The brain is built from billions of interconnected cells that change their activity patterns thousands of times per second, but somehow manage to stay in synch - most of the time. At a public lecture next week [Wednesday 5 December] the University of Bristol’s new Director of Bristol Neuroscience will discuss how brain cells - neurons, co-ordinate information processing to achieve coherent thoughts and memories.
Professor Matt Jones , a neurophysiologist specialising in neuronal networks in cognition and disease, and Director of Bristol Neuroscience , will give his inaugural public lecture on Wednesday 5 December at 6 pm in the University’s School of Chemistry, Cantock’s Close, Bristol BS8 1TS.
Professor Jones’ team in the School of Physiology, Pharmacology and Neuroscience , study how neurons distributed across functionally specialised brain regions share information over the course of experience to guide decisions.
Professor Jones, talking about his lecture, said: "I will introduce a range of our latest findings, including links between disrupted neural network activity during sleep to mechanisms of memory impairment in complex and horrible disorders such as schizophrenia."
Sleep is a major factor in fine-tuning and integrating memories, and Professor Jones’s "favourite brain state". He’s spoken about the neuroscience of sleep previously to the team at the Naked Scientists and given a TEDMED talk entitled " Thoughts that go bump in the night."
The Professor’s team use a combination of rat or mouse models, human volunteers and patients to map neural circuits.
Professor Jones added: "I will explain how recording electrical activity across multiple brain regions offers direct insights into the neural algorithms underlying cognition."
The inaugural talk, followed by refreshments, is free but tickets must be booked in advance via Eventbrite.
Bristol Neuroscience brings together cross-disciplinary expertise and facilities, with world-leading strengths in laboratory and clinical research spanning a range of biology and disease.
A large proportion of the world’s knowledge about how the connections between brain cells adapt to store memories comes from Bristol-led work on synaptic plasticity.
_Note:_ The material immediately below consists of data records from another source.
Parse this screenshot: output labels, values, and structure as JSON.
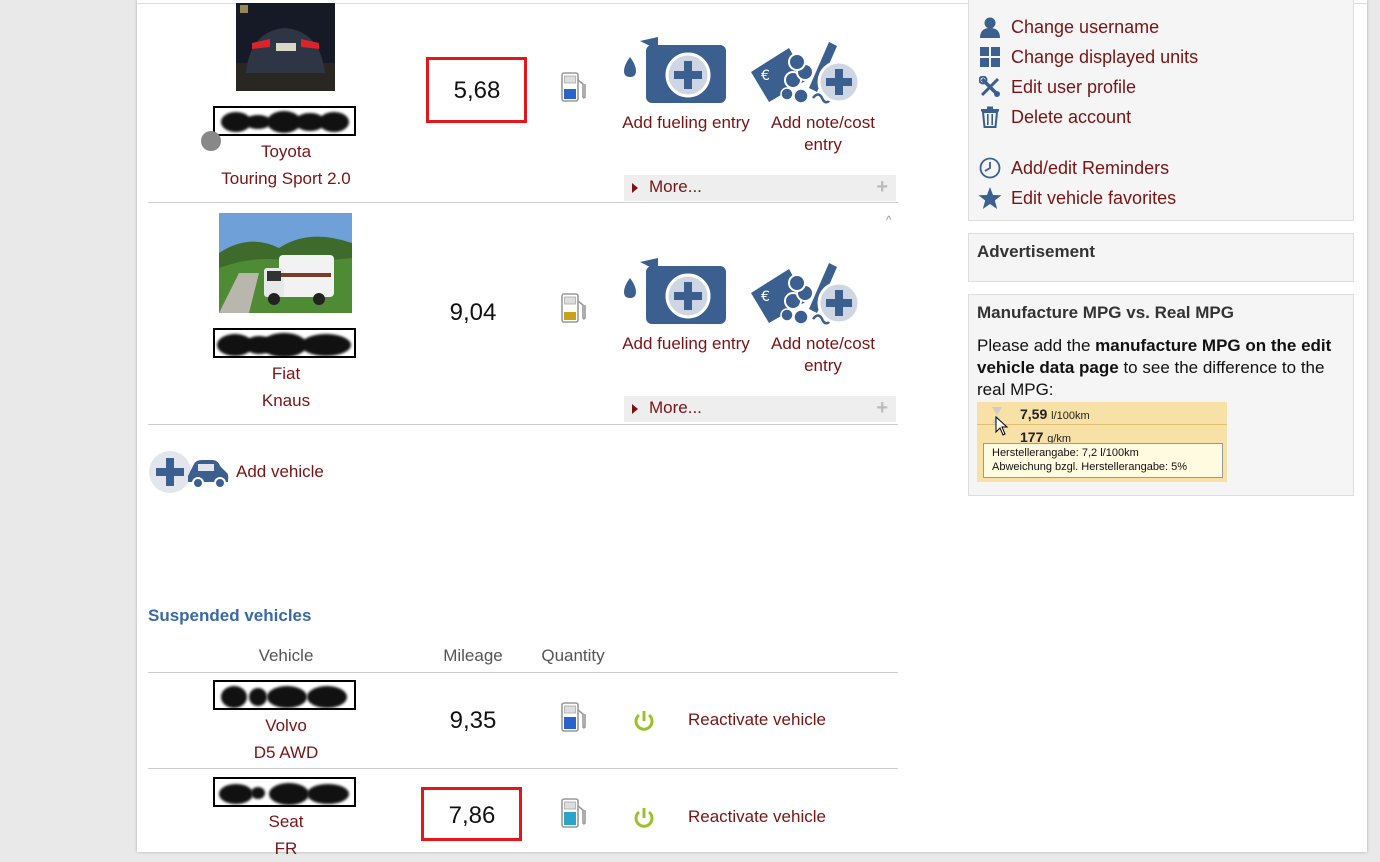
{
  "account_menu": {
    "items": [
      {
        "label": "Change username",
        "icon": "user-icon"
      },
      {
        "label": "Change displayed units",
        "icon": "grid-icon"
      },
      {
        "label": "Edit user profile",
        "icon": "tools-icon"
      },
      {
        "label": "Delete account",
        "icon": "trash-icon"
      },
      {
        "label": "Add/edit Reminders",
        "icon": "clock-icon"
      },
      {
        "label": "Edit vehicle favorites",
        "icon": "star-icon"
      }
    ]
  },
  "advertisement": {
    "title": "Advertisement"
  },
  "mpg_box": {
    "title": "Manufacture MPG vs. Real MPG",
    "text_before": "Please add the ",
    "text_bold": "manufacture MPG on the edit vehicle data page",
    "text_after": " to see the difference to the real MPG:",
    "sample": {
      "value1": "7,59",
      "unit1": "l/100km",
      "value2": "177",
      "unit2": "g/km",
      "tooltip_line1": "Herstellerangabe: 7,2 l/100km",
      "tooltip_line2": "Abweichung bzgl. Herstellerangabe: 5%"
    }
  },
  "vehicles": [
    {
      "make": "Toyota",
      "model": "Touring Sport 2.0",
      "mileage": "5,68",
      "add_fueling": "Add fueling entry",
      "add_note": "Add note/cost entry",
      "more": "More..."
    },
    {
      "make": "Fiat",
      "model": "Knaus",
      "mileage": "9,04",
      "add_fueling": "Add fueling entry",
      "add_note": "Add note/cost entry",
      "more": "More..."
    }
  ],
  "add_vehicle": "Add vehicle",
  "suspended": {
    "title": "Suspended vehicles",
    "headers": {
      "vehicle": "Vehicle",
      "mileage": "Mileage",
      "quantity": "Quantity"
    },
    "rows": [
      {
        "make": "Volvo",
        "model": "D5 AWD",
        "mileage": "9,35",
        "action": "Reactivate vehicle"
      },
      {
        "make": "Seat",
        "model": "FR",
        "mileage": "7,86",
        "action": "Reactivate vehicle"
      }
    ]
  },
  "colors": {
    "link": "#7a1414",
    "icon_blue": "#3b5f8e",
    "highlight": "#e5161a",
    "power_green": "#9ac32b"
  }
}
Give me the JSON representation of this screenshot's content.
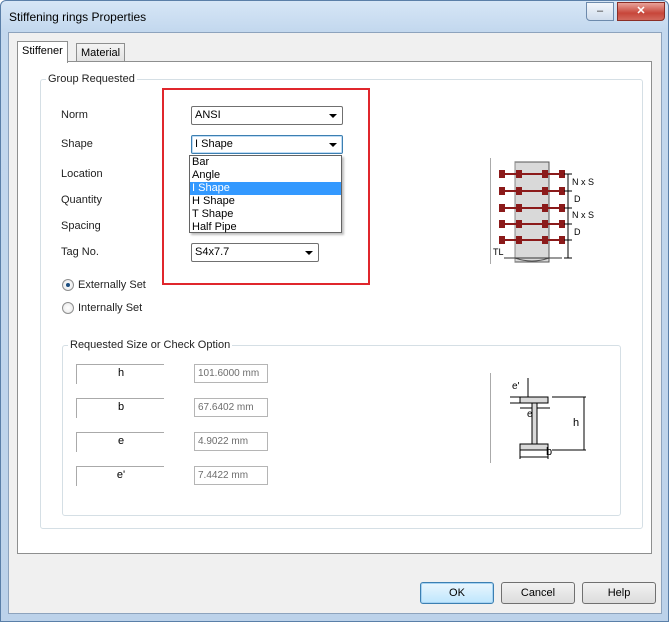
{
  "window": {
    "title": "Stiffening rings Properties",
    "caption_buttons": {
      "minimize": "–",
      "maximize": "☐",
      "close": "✕"
    }
  },
  "tabs": [
    {
      "label": "Stiffener",
      "active": true
    },
    {
      "label": "Material",
      "active": false
    }
  ],
  "group_requested": {
    "title": "Group Requested",
    "norm": {
      "label": "Norm",
      "value": "ANSI"
    },
    "shape": {
      "label": "Shape",
      "value": "I Shape",
      "options": [
        "Bar",
        "Angle",
        "I Shape",
        "H Shape",
        "T Shape",
        "Half Pipe"
      ],
      "selected_index": 2
    },
    "location": {
      "label": "Location"
    },
    "quantity": {
      "label": "Quantity"
    },
    "spacing": {
      "label": "Spacing"
    },
    "tag_no": {
      "label": "Tag No.",
      "value": "S4x7.7"
    },
    "radios": [
      {
        "label": "Externally Set",
        "checked": true
      },
      {
        "label": "Internally Set",
        "checked": false
      }
    ],
    "diagram_labels": {
      "nxs": "N x S",
      "d": "D",
      "tl": "TL"
    }
  },
  "requested_size": {
    "title": "Requested Size or Check Option",
    "fields": [
      {
        "name": "h",
        "value": "101.6000 mm"
      },
      {
        "name": "b",
        "value": "67.6402 mm"
      },
      {
        "name": "e",
        "value": "4.9022 mm"
      },
      {
        "name": "e'",
        "value": "7.4422 mm"
      }
    ],
    "diagram_labels": {
      "e_prime": "e'",
      "e": "e",
      "h": "h",
      "b": "b"
    }
  },
  "buttons": {
    "ok": "OK",
    "cancel": "Cancel",
    "help": "Help"
  },
  "colors": {
    "highlight": "#e0262c",
    "selection": "#3399ff"
  }
}
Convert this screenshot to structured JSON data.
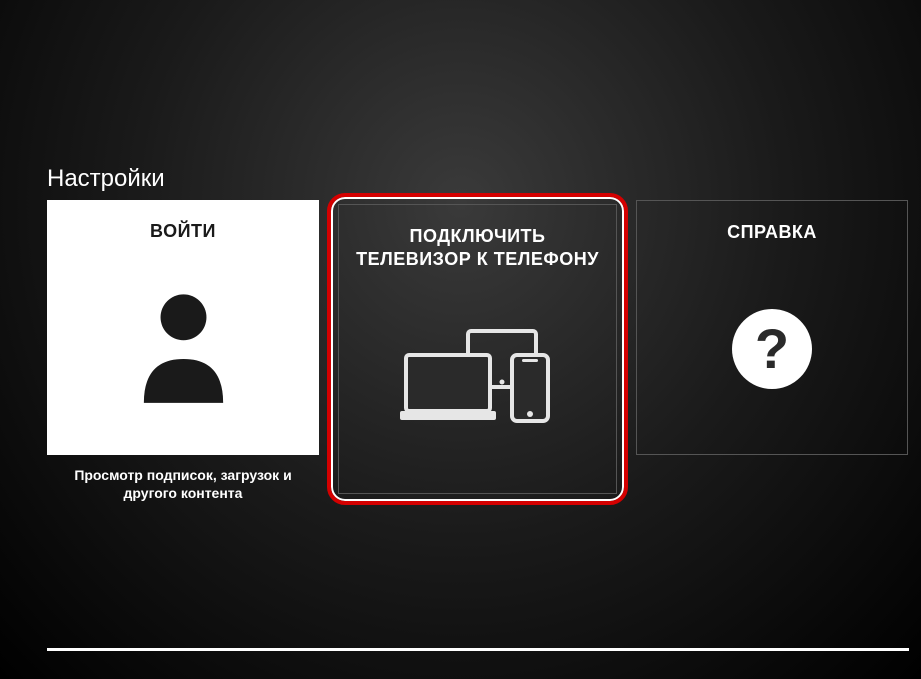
{
  "page": {
    "title": "Настройки"
  },
  "cards": {
    "login": {
      "title": "ВОЙТИ",
      "subtitle": "Просмотр подписок, загрузок и другого контента"
    },
    "connect": {
      "title": "ПОДКЛЮЧИТЬ ТЕЛЕВИЗОР К ТЕЛЕФОНУ"
    },
    "help": {
      "title": "СПРАВКА",
      "icon_glyph": "?"
    }
  }
}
Bristol is also leading on research looking at how early-life experiences influence mental health.
The public inaugural lecture entitled ’ What goes around comes around: the neural circuits of learning, sleeping and struggling’ by Professor Matt Jones will take place at 6 pm on Wednesday 5 December in the School of Chemistry, Cantock’s Close, Bristol, BS8 1TS.